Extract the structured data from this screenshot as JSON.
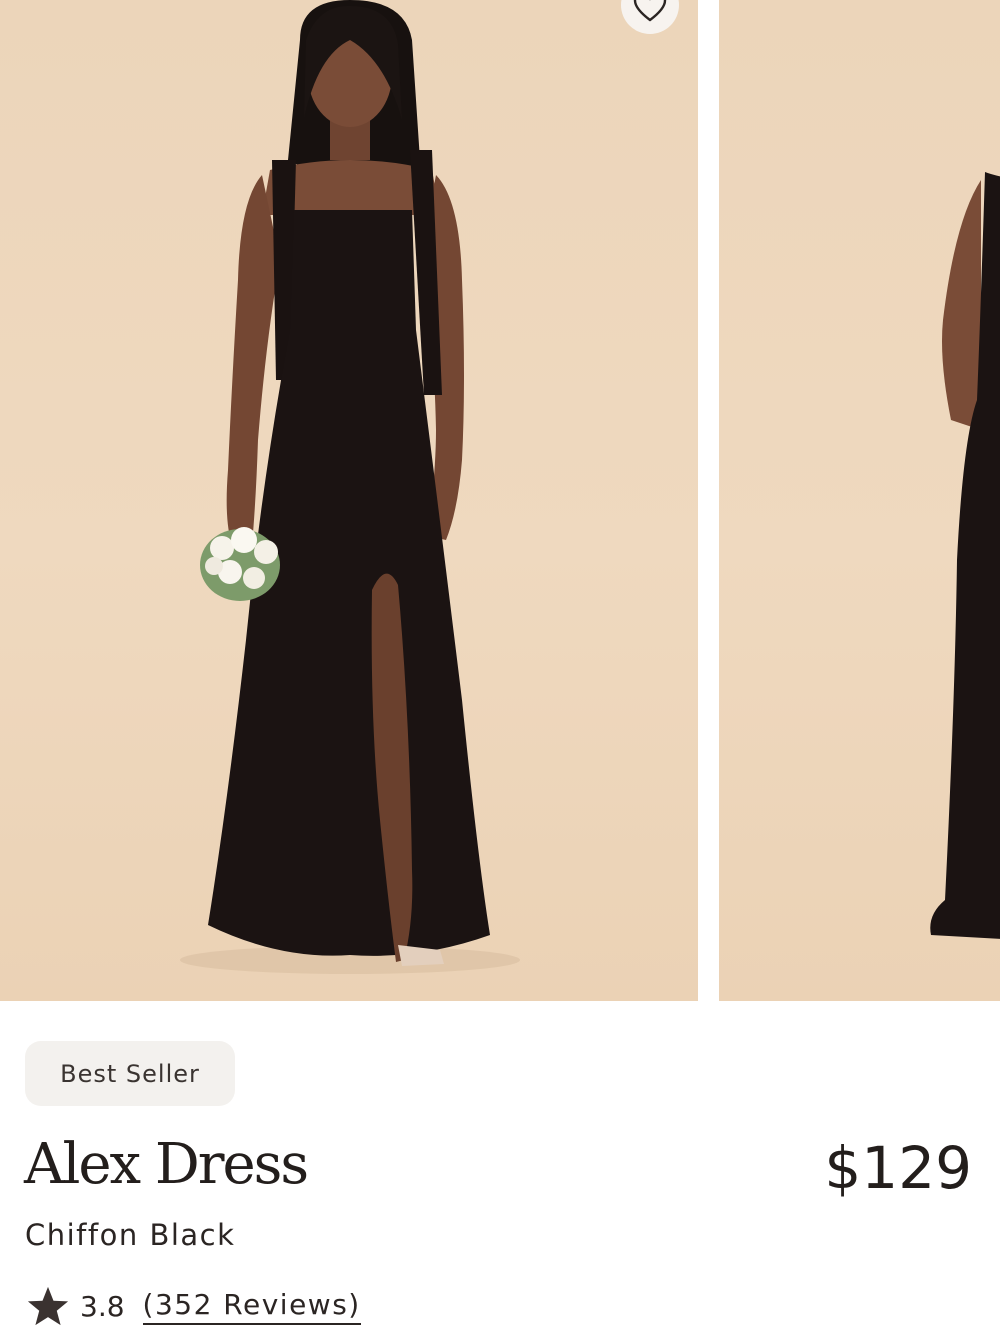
{
  "product": {
    "badge": "Best Seller",
    "name": "Alex Dress",
    "price": "$129",
    "variant": "Chiffon Black",
    "rating": "3.8",
    "reviews": "(352 Reviews)",
    "rating_out_of": 5
  },
  "carousel": {
    "slides": [
      "front-view",
      "back-view"
    ],
    "background_color": "#ecd5ba",
    "dress_color": "#1b1312"
  },
  "icons": {
    "favorite": "heart-icon",
    "rating": "star-icon"
  }
}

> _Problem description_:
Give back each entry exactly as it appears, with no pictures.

> _Answer area_:
Extract the structured data from this screenshot as JSON.
{
  "product": {
    "badge": "Best Seller",
    "name": "Alex Dress",
    "price": "$129",
    "variant": "Chiffon Black",
    "rating": "3.8",
    "reviews": "(352 Reviews)",
    "rating_out_of": 5
  },
  "carousel": {
    "slides": [
      "front-view",
      "back-view"
    ],
    "background_color": "#ecd5ba",
    "dress_color": "#1b1312"
  },
  "icons": {
    "favorite": "heart-icon",
    "rating": "star-icon"
  }
}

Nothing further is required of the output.